Last weekend I noticed the orange berries of Oriental Bittersweet are everywhere, beside roads, in yards and in the treetops.
I learnt about Oriental Bittersweet at a presentation by Barbara Bravo called “Invasive Plants in the Hudson Valley”. (An ‘invasive’ is a plant or tree that is not indigenous to the US and is an aggressive grower which adversely affects the natural ecosystem).
There are two types of Bittersweet vine in the US; the Oriental Bittersweet (Celastrus orbiculata) which was introduced in the 1860s from China, Japan and Korea and the American Bittersweet (Celastrus scandens).

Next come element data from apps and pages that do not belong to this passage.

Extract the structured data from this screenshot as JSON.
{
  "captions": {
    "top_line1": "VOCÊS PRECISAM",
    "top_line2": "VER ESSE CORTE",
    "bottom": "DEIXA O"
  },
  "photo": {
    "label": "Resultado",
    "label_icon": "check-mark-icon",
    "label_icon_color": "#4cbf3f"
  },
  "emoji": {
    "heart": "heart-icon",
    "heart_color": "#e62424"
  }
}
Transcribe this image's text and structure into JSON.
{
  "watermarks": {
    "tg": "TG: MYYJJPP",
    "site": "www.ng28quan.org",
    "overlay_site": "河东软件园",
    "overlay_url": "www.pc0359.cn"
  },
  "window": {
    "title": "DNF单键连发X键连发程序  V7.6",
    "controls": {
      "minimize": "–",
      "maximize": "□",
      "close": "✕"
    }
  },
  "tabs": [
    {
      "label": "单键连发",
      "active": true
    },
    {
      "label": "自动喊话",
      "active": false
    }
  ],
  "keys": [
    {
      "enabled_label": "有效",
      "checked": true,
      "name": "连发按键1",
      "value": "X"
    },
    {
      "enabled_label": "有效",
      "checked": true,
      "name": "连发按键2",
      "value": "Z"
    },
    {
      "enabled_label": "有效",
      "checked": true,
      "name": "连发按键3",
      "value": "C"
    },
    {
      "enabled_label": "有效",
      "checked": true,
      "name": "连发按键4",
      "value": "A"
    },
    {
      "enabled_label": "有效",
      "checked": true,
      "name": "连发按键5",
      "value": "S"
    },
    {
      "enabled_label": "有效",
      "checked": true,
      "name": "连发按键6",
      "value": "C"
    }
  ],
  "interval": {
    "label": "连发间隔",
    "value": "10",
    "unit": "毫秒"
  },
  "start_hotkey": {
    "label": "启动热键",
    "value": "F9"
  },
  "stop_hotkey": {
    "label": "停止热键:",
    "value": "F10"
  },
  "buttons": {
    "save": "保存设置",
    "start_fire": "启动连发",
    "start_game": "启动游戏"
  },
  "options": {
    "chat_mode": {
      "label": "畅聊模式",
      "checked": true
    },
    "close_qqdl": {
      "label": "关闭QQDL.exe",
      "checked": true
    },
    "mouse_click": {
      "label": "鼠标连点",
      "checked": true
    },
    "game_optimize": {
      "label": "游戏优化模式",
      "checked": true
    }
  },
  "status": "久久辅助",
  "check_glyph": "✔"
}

Oriental Bittersweet is an invasive vine growing 66′ tall which crowds out other plants and trees, including American Bittersweet. The woody vine wraps around trees and kills them, while the weight of the vine can smother and topple mature trees. It is more vigorous than the American Bittersweet and spreads by underground roots and from berries which are eaten and dispersed by birds and mammals.
Oriental Bittersweet can be removed by cutting back the vines and digging up the roots. Or a systemic herbicide can be used (glyphosate or triclopyr); cut the stem about 1″ above the ground and apply the herbicide to the stem, always follow directions on the label. Make sure no berries are left behind and burn or dispose of them in the trash.
American Bittersweet is rare in the wild but is available from nurseries. It grows 30′ high, is not invasive and is much more manageable. It looks slightly different than Oriental Bittersweet. Identification; the leaves have a pointed tip, the berries are a darker red and are in clusters at the ends of stems that extend beyond the leaves. For advice and help identifying American Bittersweet, contact your local Cornell Cooperative Extension.
Sources of American Bittersweet vines:
For professional removal of all invasive plants, contact Poison Ivy Patrol, they use non-chemical removal methods